Bullish sentiment on gold has slid to 66% as of Monday’s close, but the long-term sentiment moving average still remains very elevated.
I see no reason to rush in and buy just yet, as I believe we will see lower prices before the bottom is in.
The past week has been a rollercoaster for those trading the metals complex, and a wake-up call for anyone who chased gold (GLD) in an extremely complacent market. If one is going to chase, they have to chase early, as chasing late is a great way to get tossed out of otherwise good positions at lightning speed. As I’ve discussed for the past two weeks for gold (GLD), this level was any price above $1,480/oz, and any gains above this level would likely get retraced. While there was undoubtedly some profits to be had by those that were very nimble as gold soared to $1,550/oz, many bulls likely got trapped. I do not think we have seen the lows in gold yet based on several indicators, and believe patience is the key here.
We’ve seen a sharp weekly reversal for gold since it tagged the $1,560/oz level last week, and already, the bulls have proclaimed it’s time to buy the dip with both hands. When the time comes to buy, the bulls don’t typically want to, and they certainly won’t be talking about. The fact that many of the same people that were talking about $2,000/oz last week are pounding the table saying the lows are in suggests we’re not there yet. Let’s examine bullish sentiment below to see what it looks like after three days of selling and $60/oz shaved off of the yellow metal.
(Source: Author’s Chart, Daily Sentiment Index Data)
As we can see from the above chart, while we have dropped through the irrational exuberance zone, we’re nowhere near the pessimism zone. To suggest that we have got a shift from extreme optimism to pessimism, I’d want to see the bullish sentiment on gold drop below 50% at a minimum. This is a reading more than 15 points below the current reading of 66% bulls. Based on previous occurrences, I would guess that this would require a drop to $1,470/oz or lower.
(Source: Daily Sentiment Index Data)
As I’ve shown in past articles, gold has only seen sentiment this exuberant in four occasions in the past decade, and each time the metal corrected a minimum of 8%. The median correction was 11%. Given that we are only 4.5% off of the highs currently, we still have some room to fall if this lines up with past precedents. Let’s look at the technical picture to see where we might land:
Looking at the daily chart above, we’ve got strong resistance at $1,560/oz, and the first real support comes in at $1,420/oz. Below that, we have massive support at $1,360/oz. While there’s no guarantee that we have to keep dropping until we hit support, the first level I’m watching to begin to get very interested is the $1,420/oz level. I would consider nibbling above this level, but would not be aggressive. If we were to correct the minimum, which is 8% from the $1,565/oz high, this would place us at $1,440/oz, which is just above the first key support level. For this reason, I believe we still have lower to go as the minimum I’m looking for to put a dent in the bulls confidence is $1,455/oz or lower. This would be slightly below the minimum correction we’ve seen in the past, and roughly a 6.5% correction.

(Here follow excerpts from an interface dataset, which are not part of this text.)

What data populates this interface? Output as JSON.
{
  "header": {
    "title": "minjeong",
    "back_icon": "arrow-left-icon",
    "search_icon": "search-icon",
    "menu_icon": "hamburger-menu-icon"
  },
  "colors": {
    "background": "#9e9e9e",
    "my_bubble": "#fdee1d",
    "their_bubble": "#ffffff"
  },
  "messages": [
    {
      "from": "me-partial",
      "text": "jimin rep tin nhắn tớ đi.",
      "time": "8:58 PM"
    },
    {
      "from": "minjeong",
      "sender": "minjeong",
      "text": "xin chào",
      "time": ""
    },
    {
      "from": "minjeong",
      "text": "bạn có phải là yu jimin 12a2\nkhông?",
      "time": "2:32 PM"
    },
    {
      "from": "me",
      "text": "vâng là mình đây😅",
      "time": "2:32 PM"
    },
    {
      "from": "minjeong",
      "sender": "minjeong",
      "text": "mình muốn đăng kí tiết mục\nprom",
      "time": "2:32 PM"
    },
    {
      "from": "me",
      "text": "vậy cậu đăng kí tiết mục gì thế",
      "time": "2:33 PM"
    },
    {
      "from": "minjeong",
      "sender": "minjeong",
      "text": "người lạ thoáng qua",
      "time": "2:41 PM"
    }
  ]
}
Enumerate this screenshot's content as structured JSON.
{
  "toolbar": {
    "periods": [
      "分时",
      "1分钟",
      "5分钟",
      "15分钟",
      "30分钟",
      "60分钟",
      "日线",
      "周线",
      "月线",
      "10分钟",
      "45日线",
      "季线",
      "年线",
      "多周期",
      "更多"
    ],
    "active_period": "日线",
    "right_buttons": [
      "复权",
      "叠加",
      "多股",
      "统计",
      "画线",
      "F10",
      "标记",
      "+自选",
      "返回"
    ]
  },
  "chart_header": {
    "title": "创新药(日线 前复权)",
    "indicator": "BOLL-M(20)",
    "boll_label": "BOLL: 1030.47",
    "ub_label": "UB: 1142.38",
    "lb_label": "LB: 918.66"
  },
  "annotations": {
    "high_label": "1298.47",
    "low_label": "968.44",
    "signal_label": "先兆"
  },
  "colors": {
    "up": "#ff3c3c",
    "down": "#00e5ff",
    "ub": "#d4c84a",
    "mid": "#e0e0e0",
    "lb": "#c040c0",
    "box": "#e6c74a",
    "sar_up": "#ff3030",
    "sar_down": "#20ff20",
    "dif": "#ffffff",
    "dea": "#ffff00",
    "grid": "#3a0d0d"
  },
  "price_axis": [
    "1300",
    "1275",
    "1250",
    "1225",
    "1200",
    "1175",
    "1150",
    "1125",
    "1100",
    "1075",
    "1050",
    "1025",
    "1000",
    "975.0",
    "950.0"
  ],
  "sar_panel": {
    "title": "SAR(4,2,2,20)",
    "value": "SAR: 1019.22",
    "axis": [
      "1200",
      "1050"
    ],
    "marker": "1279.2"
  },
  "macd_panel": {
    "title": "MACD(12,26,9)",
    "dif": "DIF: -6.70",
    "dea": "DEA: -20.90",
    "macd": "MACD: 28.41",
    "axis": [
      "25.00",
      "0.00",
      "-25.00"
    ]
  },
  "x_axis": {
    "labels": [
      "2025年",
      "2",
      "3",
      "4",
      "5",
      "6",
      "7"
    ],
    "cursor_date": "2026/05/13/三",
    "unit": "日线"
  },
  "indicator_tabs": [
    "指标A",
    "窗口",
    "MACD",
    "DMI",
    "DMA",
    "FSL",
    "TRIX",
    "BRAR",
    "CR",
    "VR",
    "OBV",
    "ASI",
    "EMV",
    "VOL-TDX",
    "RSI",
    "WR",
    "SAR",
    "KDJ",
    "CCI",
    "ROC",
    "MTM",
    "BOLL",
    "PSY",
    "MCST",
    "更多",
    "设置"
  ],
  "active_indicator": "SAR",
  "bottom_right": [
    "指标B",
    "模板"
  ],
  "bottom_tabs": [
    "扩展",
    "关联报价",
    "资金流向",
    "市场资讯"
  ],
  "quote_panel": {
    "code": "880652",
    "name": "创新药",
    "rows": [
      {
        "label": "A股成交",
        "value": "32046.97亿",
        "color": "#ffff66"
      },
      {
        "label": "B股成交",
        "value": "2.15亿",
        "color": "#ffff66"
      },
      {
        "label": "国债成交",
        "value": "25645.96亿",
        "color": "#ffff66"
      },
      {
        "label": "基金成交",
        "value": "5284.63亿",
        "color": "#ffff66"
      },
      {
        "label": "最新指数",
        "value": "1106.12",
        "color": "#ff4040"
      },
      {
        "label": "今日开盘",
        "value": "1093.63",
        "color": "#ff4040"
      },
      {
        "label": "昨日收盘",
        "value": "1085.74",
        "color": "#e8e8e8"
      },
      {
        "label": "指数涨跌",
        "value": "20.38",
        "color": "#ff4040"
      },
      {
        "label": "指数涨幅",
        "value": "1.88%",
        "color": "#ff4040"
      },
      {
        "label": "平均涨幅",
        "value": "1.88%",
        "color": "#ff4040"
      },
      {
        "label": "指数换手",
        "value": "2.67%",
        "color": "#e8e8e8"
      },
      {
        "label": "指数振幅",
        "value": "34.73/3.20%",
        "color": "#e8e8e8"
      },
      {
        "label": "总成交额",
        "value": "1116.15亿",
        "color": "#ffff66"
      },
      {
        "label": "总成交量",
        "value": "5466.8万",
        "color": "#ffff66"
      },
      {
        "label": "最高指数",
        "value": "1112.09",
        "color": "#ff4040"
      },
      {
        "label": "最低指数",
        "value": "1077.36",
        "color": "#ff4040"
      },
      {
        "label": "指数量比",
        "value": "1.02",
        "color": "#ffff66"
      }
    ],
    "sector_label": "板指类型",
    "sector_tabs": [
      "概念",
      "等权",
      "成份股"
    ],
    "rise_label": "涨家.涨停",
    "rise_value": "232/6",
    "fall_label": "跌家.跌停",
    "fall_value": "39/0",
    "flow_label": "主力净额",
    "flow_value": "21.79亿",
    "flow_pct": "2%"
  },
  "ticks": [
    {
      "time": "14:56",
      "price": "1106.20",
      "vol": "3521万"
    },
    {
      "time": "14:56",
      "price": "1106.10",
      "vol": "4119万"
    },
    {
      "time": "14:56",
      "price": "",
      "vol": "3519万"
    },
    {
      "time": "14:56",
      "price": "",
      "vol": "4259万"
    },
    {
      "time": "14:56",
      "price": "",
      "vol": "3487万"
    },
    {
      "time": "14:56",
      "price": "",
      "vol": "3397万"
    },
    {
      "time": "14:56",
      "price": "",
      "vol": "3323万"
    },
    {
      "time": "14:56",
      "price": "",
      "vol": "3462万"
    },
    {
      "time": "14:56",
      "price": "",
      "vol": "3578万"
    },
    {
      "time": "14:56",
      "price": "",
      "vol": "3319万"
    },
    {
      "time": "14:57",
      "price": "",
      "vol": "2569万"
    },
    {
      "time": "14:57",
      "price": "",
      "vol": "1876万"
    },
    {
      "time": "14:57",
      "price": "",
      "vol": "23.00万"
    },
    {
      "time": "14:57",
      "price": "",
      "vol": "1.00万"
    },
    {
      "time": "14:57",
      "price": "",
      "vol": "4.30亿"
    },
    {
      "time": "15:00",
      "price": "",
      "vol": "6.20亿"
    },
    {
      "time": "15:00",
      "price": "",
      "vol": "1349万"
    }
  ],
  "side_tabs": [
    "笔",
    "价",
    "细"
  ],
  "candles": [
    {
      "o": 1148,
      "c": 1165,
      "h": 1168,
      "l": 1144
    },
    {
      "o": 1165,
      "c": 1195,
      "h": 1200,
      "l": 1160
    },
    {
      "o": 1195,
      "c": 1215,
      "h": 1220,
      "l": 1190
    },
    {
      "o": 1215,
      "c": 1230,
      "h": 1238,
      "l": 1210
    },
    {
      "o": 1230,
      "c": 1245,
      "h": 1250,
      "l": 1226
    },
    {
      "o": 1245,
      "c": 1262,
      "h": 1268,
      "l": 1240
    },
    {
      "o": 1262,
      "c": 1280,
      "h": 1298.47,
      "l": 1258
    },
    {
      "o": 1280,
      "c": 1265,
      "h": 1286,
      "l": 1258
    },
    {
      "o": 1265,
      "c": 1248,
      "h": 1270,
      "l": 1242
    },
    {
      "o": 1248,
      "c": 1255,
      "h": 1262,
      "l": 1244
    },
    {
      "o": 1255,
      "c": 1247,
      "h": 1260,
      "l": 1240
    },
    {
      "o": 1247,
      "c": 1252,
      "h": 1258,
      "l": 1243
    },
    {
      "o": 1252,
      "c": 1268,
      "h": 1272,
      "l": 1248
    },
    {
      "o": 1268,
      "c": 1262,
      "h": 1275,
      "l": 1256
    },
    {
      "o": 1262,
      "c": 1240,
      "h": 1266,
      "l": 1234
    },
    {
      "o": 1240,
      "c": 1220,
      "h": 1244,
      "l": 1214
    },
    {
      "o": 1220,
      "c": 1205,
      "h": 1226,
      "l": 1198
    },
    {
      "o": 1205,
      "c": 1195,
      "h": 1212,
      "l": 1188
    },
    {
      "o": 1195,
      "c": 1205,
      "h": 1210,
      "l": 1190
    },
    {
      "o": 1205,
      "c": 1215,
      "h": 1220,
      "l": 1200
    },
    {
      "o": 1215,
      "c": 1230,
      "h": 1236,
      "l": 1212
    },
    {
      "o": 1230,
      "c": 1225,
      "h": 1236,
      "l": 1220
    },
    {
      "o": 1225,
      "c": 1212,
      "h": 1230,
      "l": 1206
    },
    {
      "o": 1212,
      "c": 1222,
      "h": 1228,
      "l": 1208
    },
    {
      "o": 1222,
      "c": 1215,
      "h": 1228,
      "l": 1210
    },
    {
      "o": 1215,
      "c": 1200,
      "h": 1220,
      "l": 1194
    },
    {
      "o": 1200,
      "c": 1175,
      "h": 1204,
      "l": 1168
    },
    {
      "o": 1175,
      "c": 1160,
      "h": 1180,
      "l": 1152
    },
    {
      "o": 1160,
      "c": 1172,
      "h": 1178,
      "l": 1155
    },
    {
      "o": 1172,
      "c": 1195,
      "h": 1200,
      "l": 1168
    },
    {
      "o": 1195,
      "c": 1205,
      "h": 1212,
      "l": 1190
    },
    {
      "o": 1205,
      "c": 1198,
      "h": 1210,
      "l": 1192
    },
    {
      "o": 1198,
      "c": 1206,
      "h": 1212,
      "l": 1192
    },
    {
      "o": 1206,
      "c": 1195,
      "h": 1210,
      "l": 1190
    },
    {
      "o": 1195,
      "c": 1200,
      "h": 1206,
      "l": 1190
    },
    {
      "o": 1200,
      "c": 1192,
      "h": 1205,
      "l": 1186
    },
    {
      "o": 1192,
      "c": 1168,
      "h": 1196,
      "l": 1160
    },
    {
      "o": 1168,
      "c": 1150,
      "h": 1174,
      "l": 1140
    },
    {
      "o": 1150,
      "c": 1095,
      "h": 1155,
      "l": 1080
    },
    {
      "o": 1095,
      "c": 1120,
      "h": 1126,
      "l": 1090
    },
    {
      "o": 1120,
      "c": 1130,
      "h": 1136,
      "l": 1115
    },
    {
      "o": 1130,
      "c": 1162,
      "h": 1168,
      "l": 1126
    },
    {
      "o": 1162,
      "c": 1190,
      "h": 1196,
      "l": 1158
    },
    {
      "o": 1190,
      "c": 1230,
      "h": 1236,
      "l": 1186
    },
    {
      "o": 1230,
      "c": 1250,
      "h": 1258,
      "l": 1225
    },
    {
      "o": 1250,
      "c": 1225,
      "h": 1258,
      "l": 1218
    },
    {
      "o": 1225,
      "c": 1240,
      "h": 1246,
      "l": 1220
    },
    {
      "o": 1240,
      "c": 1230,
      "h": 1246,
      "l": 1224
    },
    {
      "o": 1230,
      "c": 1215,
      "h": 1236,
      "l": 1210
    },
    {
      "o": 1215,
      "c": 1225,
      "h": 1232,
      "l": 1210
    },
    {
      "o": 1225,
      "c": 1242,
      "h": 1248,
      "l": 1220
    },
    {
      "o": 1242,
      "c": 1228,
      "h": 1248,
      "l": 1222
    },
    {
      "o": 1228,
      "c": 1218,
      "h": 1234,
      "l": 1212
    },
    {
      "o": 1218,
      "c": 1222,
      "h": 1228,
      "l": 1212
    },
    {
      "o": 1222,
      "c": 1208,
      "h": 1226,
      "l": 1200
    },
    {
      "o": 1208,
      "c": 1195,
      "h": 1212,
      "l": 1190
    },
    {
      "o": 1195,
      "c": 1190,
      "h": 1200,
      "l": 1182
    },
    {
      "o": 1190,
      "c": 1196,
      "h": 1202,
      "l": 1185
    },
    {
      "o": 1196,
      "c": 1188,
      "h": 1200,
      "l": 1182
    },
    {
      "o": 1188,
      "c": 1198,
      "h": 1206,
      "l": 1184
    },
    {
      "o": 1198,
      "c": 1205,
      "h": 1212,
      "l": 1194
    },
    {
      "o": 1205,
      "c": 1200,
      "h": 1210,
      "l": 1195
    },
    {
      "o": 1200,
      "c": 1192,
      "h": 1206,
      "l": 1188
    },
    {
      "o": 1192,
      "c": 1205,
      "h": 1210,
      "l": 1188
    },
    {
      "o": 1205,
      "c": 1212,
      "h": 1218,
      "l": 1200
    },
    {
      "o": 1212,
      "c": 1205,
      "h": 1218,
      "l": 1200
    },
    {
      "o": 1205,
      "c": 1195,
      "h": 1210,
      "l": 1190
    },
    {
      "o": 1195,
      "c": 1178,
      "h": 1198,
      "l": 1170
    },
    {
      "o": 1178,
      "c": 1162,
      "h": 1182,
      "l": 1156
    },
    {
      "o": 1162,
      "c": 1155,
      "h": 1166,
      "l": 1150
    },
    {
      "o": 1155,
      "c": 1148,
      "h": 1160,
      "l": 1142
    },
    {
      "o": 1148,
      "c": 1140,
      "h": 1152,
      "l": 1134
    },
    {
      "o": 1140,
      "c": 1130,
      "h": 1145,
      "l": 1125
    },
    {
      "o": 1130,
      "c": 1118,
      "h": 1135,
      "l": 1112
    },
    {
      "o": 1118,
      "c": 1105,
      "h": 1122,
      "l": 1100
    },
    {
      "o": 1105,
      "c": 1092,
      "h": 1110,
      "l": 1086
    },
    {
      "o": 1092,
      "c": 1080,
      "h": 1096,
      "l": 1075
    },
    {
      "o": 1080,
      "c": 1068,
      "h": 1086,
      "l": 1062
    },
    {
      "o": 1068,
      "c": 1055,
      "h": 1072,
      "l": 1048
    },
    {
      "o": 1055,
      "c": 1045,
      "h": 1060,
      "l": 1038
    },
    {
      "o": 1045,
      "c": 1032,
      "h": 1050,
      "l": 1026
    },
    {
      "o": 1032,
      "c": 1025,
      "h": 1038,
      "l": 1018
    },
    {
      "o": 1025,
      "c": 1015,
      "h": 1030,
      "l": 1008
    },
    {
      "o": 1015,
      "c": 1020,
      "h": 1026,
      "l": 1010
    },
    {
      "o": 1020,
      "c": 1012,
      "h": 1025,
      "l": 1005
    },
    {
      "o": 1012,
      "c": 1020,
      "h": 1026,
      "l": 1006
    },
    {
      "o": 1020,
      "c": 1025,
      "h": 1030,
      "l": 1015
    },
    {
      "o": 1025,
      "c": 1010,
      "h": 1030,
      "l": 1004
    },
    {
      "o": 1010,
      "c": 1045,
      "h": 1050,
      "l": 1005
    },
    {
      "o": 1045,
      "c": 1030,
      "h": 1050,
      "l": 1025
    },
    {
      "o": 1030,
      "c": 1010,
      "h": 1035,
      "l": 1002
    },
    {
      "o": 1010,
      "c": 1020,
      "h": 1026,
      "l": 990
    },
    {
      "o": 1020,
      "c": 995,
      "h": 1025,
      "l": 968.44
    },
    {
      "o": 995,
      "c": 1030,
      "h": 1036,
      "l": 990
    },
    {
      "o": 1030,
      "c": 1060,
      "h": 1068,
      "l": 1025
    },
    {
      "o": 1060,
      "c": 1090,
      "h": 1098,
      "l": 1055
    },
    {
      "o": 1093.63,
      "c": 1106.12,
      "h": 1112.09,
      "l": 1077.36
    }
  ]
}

To summarize, while we’ve seen a step in the right direction, the bulls are still too emboldened for my liking and busy counting their unrealized profits with glazed-over eyes. I am waiting for them to start second-guessing their decision to hold their miners and not take profits and will be most interested in pouncing if this correction continues below $1,450/oz. For now, I believe the best course of action is to be patient. This correction is not likely over just yet.
The SPDR Gold Shares (GLD) was trading at $140.99 per share on Tuesday morning, down $0.40 (-0.28%). Year-to-date, GLD has gained 14.02%, versus a 11.48% rise in the benchmark S&P 500 index during the same period.
This article is brought to you courtesy of ETFDailyNews.com.
About the Author: Taylor Dart
Taylor Dart has over 10 years of experience in active & passive investing specializing in mid-cap growth stocks, as well as the precious metals sector. He has been writing on Seeking Alpha for four years, and managing his own portfolios since 2008. His main focus is on growth stocks outperforming the market and their peers. In addition to looking at the fundamentals, he uses different timing models for industry groups, and scans upwards of 2000 stocks daily to identify the best fundamental opportunities with the timeliest technical setups. Taylor is a huge proponent of Trend Following and the “Turtles” who enjoyed compound annual growth rates of over 50 percent per year..